▸ **WHAT YOU ARE ASKED TO DO**: Quote all of the data exactly as given. Skip every picture it contains.

▸ **RAW DATA**:
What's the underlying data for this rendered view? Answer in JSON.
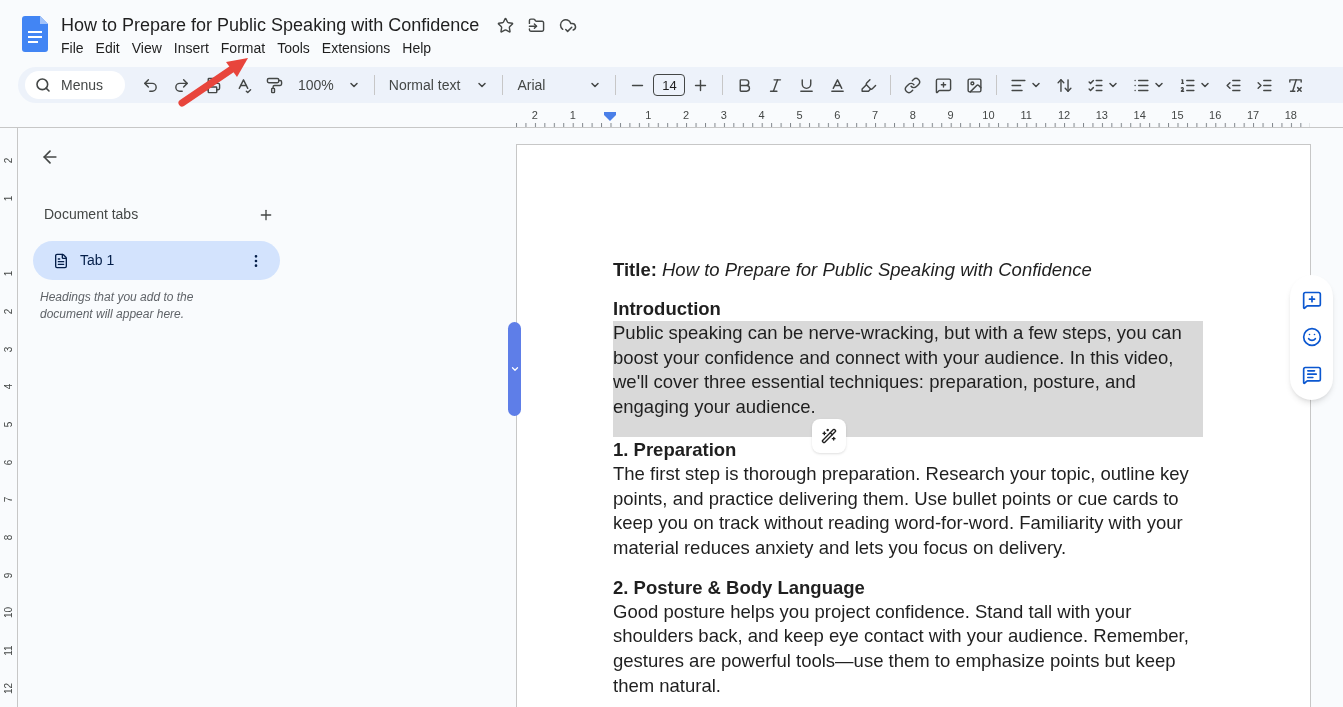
{
  "document_title": "How to Prepare for Public Speaking with Confidence",
  "menu": [
    "File",
    "Edit",
    "View",
    "Insert",
    "Format",
    "Tools",
    "Extensions",
    "Help"
  ],
  "toolbar": {
    "search": {
      "placeholder": "Menus"
    },
    "zoom": "100%",
    "paragraph_style": "Normal text",
    "font": "Arial",
    "font_size": "14"
  },
  "ruler": {
    "horizontal_labels": [
      "2",
      "1",
      "1",
      "2",
      "3",
      "4",
      "5",
      "6",
      "7",
      "8",
      "9",
      "10",
      "11",
      "12",
      "13",
      "14",
      "15",
      "16",
      "17",
      "18"
    ],
    "vertical_labels": [
      "2",
      "1",
      "1",
      "2",
      "3",
      "4",
      "5",
      "6",
      "7",
      "8",
      "9",
      "10",
      "11",
      "12"
    ]
  },
  "sidebar": {
    "heading": "Document tabs",
    "tabs": [
      {
        "label": "Tab 1",
        "selected": true
      }
    ],
    "hint": "Headings that you add to the document will appear here."
  },
  "document": {
    "title_line": "**Title:** *How to Prepare for Public Speaking with Confidence*",
    "sections": [
      {
        "heading": "Introduction",
        "paragraph": "Public speaking can be nerve-wracking, but with a few steps, you can boost your confidence and connect with your audience. In this video, we'll cover three essential techniques: preparation, posture, and engaging your audience.",
        "selected": true
      },
      {
        "heading": "1. Preparation",
        "paragraph": "The first step is thorough preparation. Research your topic, outline key points, and practice delivering them. Use bullet points or cue cards to keep you on track without reading word-for-word. Familiarity with your material reduces anxiety and lets you focus on delivery.",
        "selected": false
      },
      {
        "heading": "2. Posture & Body Language",
        "paragraph": "Good posture helps you project confidence. Stand tall with your shoulders back, and keep eye contact with your audience. Remember, gestures are powerful tools—use them to emphasize points but keep them natural.",
        "selected": false
      }
    ]
  }
}
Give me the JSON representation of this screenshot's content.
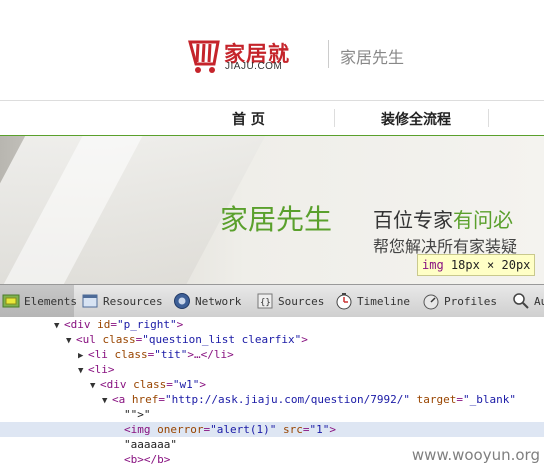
{
  "header": {
    "brand_name": "家居就",
    "brand_domain": "JIAJU.COM",
    "tagline": "家居先生",
    "brand_color": "#c5242b"
  },
  "nav": {
    "items": [
      "首 页",
      "装修全流程"
    ],
    "accent_color": "#5aa02c"
  },
  "banner": {
    "title": "家居先生",
    "subtitle_a": "百位专家",
    "subtitle_b": "有问必",
    "line2": "帮您解决所有家装疑"
  },
  "tooltip": {
    "tag": "img",
    "size": "18px × 20px"
  },
  "devtools": {
    "tabs": [
      {
        "label": "Elements",
        "icon": "elements-icon"
      },
      {
        "label": "Resources",
        "icon": "resources-icon"
      },
      {
        "label": "Network",
        "icon": "network-icon"
      },
      {
        "label": "Sources",
        "icon": "sources-icon"
      },
      {
        "label": "Timeline",
        "icon": "timeline-icon"
      },
      {
        "label": "Profiles",
        "icon": "profiles-icon"
      },
      {
        "label": "Au",
        "icon": "audits-icon"
      }
    ],
    "active_tab": "Elements"
  },
  "dom": {
    "l1_tag": "<div ",
    "l1_attr": "id",
    "l1_val": "\"p_right\"",
    "l1_end": ">",
    "l2_tag": "<ul ",
    "l2_attr": "class",
    "l2_val": "\"question_list clearfix\"",
    "l2_end": ">",
    "l3_tag": "<li ",
    "l3_attr": "class",
    "l3_val": "\"tit\"",
    "l3_end": ">…</li>",
    "l4_tag": "<li>",
    "l5_tag": "<div ",
    "l5_attr": "class",
    "l5_val": "\"w1\"",
    "l5_end": ">",
    "l6_tag": "<a ",
    "l6_attr1": "href",
    "l6_val1": "\"http://ask.jiaju.com/question/7992/\"",
    "l6_attr2": " target",
    "l6_val2": "\"_blank\"",
    "l7_text": "\"\">\"",
    "l8_tag": "<img ",
    "l8_attr1": "onerror",
    "l8_val1": "\"alert(1)\"",
    "l8_attr2": " src",
    "l8_val2": "\"1\"",
    "l8_end": ">",
    "l9_text": "\"aaaaaa\"",
    "l10_tag": "<b></b>"
  },
  "watermark": "www.wooyun.org"
}
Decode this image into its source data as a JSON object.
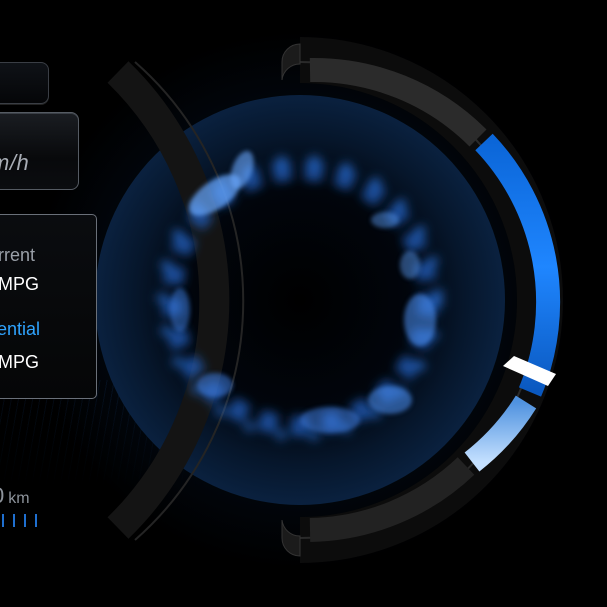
{
  "speed_panel": {
    "unit_text": "m/h"
  },
  "mpg_panel": {
    "current_label": "rrent",
    "current_value": "MPG",
    "potential_label": "tential",
    "potential_value": "MPG"
  },
  "odometer": {
    "value": "0",
    "unit": "km"
  },
  "gauge": {
    "fill_level": 0.62,
    "accent_color": "#1E7BFF",
    "light_accent": "#9CC8FF",
    "ring_color": "#1A1A1A"
  }
}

▸ **FINISHED EXERCISE**:
What's the underlying data for this rendered view? Answer in JSON.
{
  "document_title": "How to Prepare for Public Speaking with Confidence",
  "menu": [
    "File",
    "Edit",
    "View",
    "Insert",
    "Format",
    "Tools",
    "Extensions",
    "Help"
  ],
  "toolbar": {
    "search": {
      "placeholder": "Menus"
    },
    "zoom": "100%",
    "paragraph_style": "Normal text",
    "font": "Arial",
    "font_size": "14"
  },
  "ruler": {
    "horizontal_labels": [
      "2",
      "1",
      "1",
      "2",
      "3",
      "4",
      "5",
      "6",
      "7",
      "8",
      "9",
      "10",
      "11",
      "12",
      "13",
      "14",
      "15",
      "16",
      "17",
      "18"
    ],
    "vertical_labels": [
      "2",
      "1",
      "1",
      "2",
      "3",
      "4",
      "5",
      "6",
      "7",
      "8",
      "9",
      "10",
      "11",
      "12"
    ]
  },
  "sidebar": {
    "heading": "Document tabs",
    "tabs": [
      {
        "label": "Tab 1",
        "selected": true
      }
    ],
    "hint": "Headings that you add to the document will appear here."
  },
  "document": {
    "title_line": "**Title:** *How to Prepare for Public Speaking with Confidence*",
    "sections": [
      {
        "heading": "Introduction",
        "paragraph": "Public speaking can be nerve-wracking, but with a few steps, you can boost your confidence and connect with your audience. In this video, we'll cover three essential techniques: preparation, posture, and engaging your audience.",
        "selected": true
      },
      {
        "heading": "1. Preparation",
        "paragraph": "The first step is thorough preparation. Research your topic, outline key points, and practice delivering them. Use bullet points or cue cards to keep you on track without reading word-for-word. Familiarity with your material reduces anxiety and lets you focus on delivery.",
        "selected": false
      },
      {
        "heading": "2. Posture & Body Language",
        "paragraph": "Good posture helps you project confidence. Stand tall with your shoulders back, and keep eye contact with your audience. Remember, gestures are powerful tools—use them to emphasize points but keep them natural.",
        "selected": false
      }
    ]
  }
}
Give me the JSON representation of this screenshot's content.
{
  "header": {
    "brand_name": "家居就",
    "brand_domain": "JIAJU.COM",
    "tagline": "家居先生",
    "brand_color": "#c5242b"
  },
  "nav": {
    "items": [
      "首 页",
      "装修全流程"
    ],
    "accent_color": "#5aa02c"
  },
  "banner": {
    "title": "家居先生",
    "subtitle_a": "百位专家",
    "subtitle_b": "有问必",
    "line2": "帮您解决所有家装疑"
  },
  "tooltip": {
    "tag": "img",
    "size": "18px × 20px"
  },
  "devtools": {
    "tabs": [
      {
        "label": "Elements",
        "icon": "elements-icon"
      },
      {
        "label": "Resources",
        "icon": "resources-icon"
      },
      {
        "label": "Network",
        "icon": "network-icon"
      },
      {
        "label": "Sources",
        "icon": "sources-icon"
      },
      {
        "label": "Timeline",
        "icon": "timeline-icon"
      },
      {
        "label": "Profiles",
        "icon": "profiles-icon"
      },
      {
        "label": "Au",
        "icon": "audits-icon"
      }
    ],
    "active_tab": "Elements"
  },
  "dom": {
    "l1_tag": "<div ",
    "l1_attr": "id",
    "l1_val": "\"p_right\"",
    "l1_end": ">",
    "l2_tag": "<ul ",
    "l2_attr": "class",
    "l2_val": "\"question_list clearfix\"",
    "l2_end": ">",
    "l3_tag": "<li ",
    "l3_attr": "class",
    "l3_val": "\"tit\"",
    "l3_end": ">…</li>",
    "l4_tag": "<li>",
    "l5_tag": "<div ",
    "l5_attr": "class",
    "l5_val": "\"w1\"",
    "l5_end": ">",
    "l6_tag": "<a ",
    "l6_attr1": "href",
    "l6_val1": "\"http://ask.jiaju.com/question/7992/\"",
    "l6_attr2": " target",
    "l6_val2": "\"_blank\"",
    "l7_text": "\"\">\"",
    "l8_tag": "<img ",
    "l8_attr1": "onerror",
    "l8_val1": "\"alert(1)\"",
    "l8_attr2": " src",
    "l8_val2": "\"1\"",
    "l8_end": ">",
    "l9_text": "\"aaaaaa\"",
    "l10_tag": "<b></b>"
  },
  "watermark": "www.wooyun.org"
}
Decode this image into its source data as a JSON object.
{
  "speed_panel": {
    "unit_text": "m/h"
  },
  "mpg_panel": {
    "current_label": "rrent",
    "current_value": "MPG",
    "potential_label": "tential",
    "potential_value": "MPG"
  },
  "odometer": {
    "value": "0",
    "unit": "km"
  },
  "gauge": {
    "fill_level": 0.62,
    "accent_color": "#1E7BFF",
    "light_accent": "#9CC8FF",
    "ring_color": "#1A1A1A"
  }
}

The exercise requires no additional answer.